What the task asks
Please give the number of lines in the material below that contain "heading", and provide nothing besides that number.

The data
┄┄┄┄┄┄

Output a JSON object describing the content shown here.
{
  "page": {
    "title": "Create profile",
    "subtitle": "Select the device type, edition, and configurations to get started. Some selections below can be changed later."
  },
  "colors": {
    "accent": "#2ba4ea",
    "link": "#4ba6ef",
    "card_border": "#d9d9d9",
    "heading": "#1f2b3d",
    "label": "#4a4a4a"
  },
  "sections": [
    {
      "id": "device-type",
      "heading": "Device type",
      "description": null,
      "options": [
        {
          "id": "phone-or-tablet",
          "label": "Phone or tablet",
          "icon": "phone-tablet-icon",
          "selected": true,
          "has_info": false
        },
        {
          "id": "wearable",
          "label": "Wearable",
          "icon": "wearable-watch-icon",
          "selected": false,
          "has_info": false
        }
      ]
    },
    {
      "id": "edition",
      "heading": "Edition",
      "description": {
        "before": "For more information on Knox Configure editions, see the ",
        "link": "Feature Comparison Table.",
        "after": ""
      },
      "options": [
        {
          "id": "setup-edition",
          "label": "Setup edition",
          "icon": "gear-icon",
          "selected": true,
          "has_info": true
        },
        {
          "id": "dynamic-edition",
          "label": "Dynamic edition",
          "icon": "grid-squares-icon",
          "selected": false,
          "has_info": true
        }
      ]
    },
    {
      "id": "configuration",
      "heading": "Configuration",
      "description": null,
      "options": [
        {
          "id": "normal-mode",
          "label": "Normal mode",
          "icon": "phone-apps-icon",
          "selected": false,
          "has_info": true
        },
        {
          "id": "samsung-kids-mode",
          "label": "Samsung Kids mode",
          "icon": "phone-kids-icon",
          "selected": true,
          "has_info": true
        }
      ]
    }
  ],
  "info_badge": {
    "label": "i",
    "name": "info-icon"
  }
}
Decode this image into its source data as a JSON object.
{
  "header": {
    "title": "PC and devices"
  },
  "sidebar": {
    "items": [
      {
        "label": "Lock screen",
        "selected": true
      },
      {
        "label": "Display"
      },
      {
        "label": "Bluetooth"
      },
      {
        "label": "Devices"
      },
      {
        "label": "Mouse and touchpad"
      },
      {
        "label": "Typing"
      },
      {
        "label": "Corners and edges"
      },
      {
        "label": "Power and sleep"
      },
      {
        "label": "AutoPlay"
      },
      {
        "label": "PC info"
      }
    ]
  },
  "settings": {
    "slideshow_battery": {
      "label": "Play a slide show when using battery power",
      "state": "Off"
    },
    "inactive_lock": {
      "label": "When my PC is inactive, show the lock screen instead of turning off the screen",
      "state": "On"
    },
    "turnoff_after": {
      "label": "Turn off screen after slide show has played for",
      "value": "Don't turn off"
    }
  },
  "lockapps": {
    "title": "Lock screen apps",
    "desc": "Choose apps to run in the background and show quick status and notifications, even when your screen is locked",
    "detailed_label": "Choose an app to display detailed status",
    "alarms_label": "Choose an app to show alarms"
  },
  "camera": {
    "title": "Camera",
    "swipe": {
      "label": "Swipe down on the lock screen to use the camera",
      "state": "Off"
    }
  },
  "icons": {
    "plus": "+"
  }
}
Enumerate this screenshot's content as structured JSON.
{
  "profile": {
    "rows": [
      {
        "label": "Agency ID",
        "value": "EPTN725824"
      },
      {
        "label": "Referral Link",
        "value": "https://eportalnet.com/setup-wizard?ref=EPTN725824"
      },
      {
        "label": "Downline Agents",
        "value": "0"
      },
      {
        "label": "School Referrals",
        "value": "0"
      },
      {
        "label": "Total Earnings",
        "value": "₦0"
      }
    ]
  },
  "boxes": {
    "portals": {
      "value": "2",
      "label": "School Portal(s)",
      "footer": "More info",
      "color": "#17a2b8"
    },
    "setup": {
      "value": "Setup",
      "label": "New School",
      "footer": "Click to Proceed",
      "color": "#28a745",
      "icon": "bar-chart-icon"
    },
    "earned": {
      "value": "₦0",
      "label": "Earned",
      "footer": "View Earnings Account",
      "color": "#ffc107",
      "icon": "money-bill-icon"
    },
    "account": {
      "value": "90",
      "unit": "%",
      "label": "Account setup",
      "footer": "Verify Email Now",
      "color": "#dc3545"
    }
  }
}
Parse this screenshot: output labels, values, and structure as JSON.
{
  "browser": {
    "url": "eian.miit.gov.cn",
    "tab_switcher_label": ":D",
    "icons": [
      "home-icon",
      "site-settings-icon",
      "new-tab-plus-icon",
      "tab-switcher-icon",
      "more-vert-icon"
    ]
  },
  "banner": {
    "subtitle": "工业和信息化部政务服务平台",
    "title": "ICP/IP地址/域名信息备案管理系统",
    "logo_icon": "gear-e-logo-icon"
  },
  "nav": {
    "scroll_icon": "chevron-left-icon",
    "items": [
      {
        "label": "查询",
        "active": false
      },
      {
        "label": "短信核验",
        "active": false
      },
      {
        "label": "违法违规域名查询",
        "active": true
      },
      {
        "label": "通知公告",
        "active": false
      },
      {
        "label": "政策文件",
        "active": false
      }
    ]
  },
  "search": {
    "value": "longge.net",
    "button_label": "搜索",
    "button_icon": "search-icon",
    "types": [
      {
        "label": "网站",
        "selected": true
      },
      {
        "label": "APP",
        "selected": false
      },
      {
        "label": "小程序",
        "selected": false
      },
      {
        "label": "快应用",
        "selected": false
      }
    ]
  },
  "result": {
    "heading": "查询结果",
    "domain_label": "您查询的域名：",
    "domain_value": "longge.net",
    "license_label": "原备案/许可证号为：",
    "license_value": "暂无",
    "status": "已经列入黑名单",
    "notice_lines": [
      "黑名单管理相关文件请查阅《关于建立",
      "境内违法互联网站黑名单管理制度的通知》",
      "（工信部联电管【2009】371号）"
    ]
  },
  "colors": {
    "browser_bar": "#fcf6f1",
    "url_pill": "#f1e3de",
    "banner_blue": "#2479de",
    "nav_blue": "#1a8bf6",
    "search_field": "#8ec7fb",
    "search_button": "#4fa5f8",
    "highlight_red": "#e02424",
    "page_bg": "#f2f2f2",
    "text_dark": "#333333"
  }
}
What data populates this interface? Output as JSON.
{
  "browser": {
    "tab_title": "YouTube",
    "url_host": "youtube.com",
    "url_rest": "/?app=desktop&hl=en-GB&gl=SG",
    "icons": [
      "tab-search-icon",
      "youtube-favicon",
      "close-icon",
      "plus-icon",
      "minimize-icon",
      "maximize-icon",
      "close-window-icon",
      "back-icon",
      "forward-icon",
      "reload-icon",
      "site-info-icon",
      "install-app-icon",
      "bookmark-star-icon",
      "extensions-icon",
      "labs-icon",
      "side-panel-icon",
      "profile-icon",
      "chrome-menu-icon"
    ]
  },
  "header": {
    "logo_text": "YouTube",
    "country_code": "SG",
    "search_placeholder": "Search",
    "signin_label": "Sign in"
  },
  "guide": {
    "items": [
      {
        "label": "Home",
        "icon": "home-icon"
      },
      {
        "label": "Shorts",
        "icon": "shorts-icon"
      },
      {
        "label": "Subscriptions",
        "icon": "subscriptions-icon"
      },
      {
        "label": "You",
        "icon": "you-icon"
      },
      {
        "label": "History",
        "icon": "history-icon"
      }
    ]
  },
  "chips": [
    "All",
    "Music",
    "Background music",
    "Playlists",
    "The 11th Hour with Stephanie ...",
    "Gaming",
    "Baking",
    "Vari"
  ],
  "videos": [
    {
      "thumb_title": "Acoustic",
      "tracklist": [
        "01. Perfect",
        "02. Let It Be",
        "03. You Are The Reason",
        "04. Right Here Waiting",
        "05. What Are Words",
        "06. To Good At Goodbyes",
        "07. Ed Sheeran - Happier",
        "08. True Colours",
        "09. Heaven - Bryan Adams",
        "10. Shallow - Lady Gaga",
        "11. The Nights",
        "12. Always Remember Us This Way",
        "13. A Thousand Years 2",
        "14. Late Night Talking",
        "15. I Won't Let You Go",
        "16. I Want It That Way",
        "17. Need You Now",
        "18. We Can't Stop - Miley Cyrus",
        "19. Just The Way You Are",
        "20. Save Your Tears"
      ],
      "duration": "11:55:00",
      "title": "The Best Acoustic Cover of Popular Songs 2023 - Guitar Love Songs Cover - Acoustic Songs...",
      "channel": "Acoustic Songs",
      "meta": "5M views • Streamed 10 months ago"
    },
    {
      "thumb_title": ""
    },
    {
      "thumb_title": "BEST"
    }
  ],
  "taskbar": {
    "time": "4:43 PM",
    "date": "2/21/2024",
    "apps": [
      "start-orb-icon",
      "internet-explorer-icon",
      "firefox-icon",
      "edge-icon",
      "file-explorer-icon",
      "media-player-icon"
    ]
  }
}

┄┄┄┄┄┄

Result below
5